For example, let's say we want to create a time delta object for two days and 3600 seconds. We can use the following code:
from datetime import timedelta delta = timedelta(days=2, seconds=3600)
We can also perform various operations with timedelta objects. For instance, we can subtract a time delta from a datetime object to get a new datetime object.
from datetime import datetime, timedelta current_time = datetime.now() delta = timedelta(hours=2) new_time = current_time - delta
In the above code, we create a new datetime object by subtracting two hours from the current time using timedelta.
in Python can help us calculate durations between two dates, perform various operations on datetime objects, and handle time zones efficiently.

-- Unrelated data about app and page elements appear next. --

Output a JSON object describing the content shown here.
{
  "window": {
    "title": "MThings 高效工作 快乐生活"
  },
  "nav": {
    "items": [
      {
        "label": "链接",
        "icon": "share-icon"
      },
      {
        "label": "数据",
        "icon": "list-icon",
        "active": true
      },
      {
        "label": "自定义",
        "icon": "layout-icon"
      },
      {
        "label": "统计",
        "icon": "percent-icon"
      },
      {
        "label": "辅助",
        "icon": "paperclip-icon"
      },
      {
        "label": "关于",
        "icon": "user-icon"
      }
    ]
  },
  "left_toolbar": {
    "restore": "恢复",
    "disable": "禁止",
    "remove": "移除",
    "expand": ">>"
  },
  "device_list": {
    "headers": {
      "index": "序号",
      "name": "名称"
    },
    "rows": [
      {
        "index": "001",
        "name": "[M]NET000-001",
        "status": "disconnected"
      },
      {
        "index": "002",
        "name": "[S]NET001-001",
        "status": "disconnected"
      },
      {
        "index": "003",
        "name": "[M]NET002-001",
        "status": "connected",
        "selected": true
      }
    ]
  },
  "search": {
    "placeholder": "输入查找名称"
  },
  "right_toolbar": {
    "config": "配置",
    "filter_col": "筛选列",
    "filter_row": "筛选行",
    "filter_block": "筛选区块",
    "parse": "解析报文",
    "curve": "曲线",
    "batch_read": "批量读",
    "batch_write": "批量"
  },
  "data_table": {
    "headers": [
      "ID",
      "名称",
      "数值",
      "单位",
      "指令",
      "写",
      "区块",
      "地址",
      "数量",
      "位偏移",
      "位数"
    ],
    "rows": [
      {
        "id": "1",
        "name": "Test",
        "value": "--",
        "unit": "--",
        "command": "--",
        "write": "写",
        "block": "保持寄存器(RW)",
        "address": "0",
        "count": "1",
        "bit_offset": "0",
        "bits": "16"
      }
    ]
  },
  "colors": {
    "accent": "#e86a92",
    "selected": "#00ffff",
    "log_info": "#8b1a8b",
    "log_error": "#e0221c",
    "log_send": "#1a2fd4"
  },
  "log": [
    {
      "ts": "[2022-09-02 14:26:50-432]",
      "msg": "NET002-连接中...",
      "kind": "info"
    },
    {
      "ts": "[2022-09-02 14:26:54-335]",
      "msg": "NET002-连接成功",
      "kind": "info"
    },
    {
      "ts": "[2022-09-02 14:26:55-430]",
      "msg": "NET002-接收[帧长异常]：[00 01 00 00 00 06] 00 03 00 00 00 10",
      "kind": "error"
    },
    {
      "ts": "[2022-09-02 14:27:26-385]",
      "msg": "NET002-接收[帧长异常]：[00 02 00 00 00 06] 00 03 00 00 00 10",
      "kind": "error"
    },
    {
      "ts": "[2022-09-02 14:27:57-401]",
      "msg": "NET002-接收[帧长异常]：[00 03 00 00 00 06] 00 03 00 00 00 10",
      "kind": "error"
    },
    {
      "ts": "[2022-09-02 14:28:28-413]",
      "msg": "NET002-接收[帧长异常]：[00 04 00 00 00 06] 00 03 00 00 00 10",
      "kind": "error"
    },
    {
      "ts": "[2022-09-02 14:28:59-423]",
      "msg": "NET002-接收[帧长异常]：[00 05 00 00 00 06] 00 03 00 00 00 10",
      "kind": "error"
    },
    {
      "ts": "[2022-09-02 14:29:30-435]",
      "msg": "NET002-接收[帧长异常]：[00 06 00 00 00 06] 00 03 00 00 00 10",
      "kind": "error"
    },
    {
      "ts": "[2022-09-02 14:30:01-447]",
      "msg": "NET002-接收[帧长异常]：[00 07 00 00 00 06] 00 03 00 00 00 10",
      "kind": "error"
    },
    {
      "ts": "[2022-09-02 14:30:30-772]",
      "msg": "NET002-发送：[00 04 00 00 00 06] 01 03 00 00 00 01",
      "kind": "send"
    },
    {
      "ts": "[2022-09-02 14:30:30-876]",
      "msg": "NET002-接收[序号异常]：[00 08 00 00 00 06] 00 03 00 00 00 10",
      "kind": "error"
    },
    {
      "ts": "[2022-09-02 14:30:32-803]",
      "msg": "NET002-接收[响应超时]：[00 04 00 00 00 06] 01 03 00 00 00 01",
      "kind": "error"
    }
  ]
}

Time delta is an important aspect of datetime functionality in Python and should be included in our arsenal of Python programming tools.
Advanced Datetime Functionality
Python's datetime library offers a wealth of advanced functionality for managing dates and times. One of the most powerful features of this library is its ability to work with time zones. With datetime, you can easily convert between different time zones, determine the time zone of a given date and time, and even create custom time zones based on specific rules.
Another advanced feature of the datetime library is its support for working with recurring events, such as weekly meetings or annual birthdays. The library includes a number of tools for creating and manipulating recurring events, including the ability to generate a list of all occurrences of an event over a given period of time.
Datetime also includes advanced tools for formatting and parsing dates and times. This includes support for a wide range of date and time formats, from the standard ISO format to more customized formats. With datetime, you can easily convert between different formats or parse dates and times from strings.
Overall, the advanced functionality offered by the datetime library makes it an incredibly powerful tool for working with dates and times in Python. Whether you need to work with time zones, recurring events, or advanced date/time formatting, datetime has everything you need to get the job done quickly and easily.
In , mastering Python's datetime functionality is crucial for any developer who needs to handle time and date data. Understanding how to convert ISO formats can save you a lot of time and prevent errors in your code. With the help of easy-to-follow code examples, you can quickly get up to speed with the various datetime methods and apply them to your own projects.
Python's flexibility and wide range of libraries make it an ideal language for working with datetime objects. Whether you need to manipulate time zones, perform arithmetic with dates and times, or create custom date formats, Python's datetime functionality has you covered.
As your skills in Python grow, you may find yourself working with more complex datetime calculations or dealing with large amounts of time series data. In such cases, you might want to consider using Large Language Models (LLMs) like GPT-4, which can help automate many of the tedious tasks associated with working with dates and times.
Ultimately, the key to mastering Python's datetime functionality is to experiment and practice. The more you work with datetime objects and methods, the more comfortable you will become with them. So don't be afraid to dive in and start exploring this powerful aspect of the Python language!